* _Work required_
Look through the records below and copy each line that includes the word "this".
· · · · ·
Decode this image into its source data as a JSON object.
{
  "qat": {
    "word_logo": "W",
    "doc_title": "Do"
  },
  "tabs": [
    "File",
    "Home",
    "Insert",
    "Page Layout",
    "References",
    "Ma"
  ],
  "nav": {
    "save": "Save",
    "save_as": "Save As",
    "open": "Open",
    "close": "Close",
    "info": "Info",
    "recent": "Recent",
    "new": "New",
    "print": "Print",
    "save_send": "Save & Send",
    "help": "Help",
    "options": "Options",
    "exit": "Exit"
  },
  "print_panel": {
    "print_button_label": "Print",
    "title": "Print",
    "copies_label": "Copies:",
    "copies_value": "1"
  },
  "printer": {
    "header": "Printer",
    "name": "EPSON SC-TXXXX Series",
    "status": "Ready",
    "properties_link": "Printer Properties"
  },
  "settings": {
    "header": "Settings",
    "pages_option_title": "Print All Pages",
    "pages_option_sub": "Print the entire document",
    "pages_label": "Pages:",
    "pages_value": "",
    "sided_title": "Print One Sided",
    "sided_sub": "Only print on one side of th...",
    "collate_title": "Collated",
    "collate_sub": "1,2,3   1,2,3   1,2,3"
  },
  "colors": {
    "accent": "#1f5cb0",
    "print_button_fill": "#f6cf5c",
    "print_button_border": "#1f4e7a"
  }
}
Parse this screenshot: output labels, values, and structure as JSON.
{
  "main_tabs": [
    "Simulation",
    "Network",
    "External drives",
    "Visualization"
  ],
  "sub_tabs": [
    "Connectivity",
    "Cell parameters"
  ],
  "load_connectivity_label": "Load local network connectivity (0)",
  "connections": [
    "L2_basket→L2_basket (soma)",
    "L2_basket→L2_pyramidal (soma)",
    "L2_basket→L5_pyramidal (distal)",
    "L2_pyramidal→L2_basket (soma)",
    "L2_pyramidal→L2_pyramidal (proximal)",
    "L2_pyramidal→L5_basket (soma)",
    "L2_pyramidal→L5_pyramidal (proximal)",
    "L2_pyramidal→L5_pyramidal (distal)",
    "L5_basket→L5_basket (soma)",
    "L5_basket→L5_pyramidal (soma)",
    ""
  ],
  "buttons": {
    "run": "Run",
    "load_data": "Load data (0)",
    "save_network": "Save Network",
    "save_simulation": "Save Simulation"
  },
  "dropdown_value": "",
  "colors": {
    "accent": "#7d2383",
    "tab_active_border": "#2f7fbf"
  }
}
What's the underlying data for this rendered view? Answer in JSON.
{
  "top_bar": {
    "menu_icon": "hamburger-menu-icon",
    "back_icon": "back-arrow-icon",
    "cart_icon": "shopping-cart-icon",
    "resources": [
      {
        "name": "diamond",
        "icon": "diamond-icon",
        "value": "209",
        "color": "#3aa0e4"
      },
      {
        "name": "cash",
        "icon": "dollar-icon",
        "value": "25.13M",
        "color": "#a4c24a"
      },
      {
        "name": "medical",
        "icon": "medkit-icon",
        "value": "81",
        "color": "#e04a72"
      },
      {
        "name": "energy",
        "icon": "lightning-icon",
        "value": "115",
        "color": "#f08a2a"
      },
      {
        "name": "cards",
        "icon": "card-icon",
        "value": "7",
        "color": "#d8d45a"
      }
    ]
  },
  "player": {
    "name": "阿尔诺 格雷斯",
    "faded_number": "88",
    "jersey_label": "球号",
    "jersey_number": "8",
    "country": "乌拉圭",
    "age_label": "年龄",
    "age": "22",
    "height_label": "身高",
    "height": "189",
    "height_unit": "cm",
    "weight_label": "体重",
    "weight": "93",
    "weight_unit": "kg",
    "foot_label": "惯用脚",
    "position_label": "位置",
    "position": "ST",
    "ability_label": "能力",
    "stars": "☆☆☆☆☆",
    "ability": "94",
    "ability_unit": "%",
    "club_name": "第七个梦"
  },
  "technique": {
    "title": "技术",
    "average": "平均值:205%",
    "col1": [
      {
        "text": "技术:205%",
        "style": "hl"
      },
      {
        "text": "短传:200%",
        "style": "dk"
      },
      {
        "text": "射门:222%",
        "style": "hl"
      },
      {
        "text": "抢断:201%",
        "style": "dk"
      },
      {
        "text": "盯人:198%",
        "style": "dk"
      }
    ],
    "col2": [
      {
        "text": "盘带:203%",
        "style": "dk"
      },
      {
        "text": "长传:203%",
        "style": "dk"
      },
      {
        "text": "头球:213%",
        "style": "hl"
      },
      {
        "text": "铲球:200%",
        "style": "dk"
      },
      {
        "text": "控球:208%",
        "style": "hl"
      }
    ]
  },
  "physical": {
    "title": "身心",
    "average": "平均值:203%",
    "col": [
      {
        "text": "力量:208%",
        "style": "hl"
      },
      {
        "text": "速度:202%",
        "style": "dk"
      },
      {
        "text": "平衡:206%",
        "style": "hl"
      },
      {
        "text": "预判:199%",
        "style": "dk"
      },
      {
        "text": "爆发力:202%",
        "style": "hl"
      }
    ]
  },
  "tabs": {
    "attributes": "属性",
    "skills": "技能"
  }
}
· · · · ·
* _Written solution_
Decode this image into its source data as a JSON object.
Parse this screenshot: output labels, values, and structure as JSON.
What's the underlying data for this rendered view? Answer in JSON.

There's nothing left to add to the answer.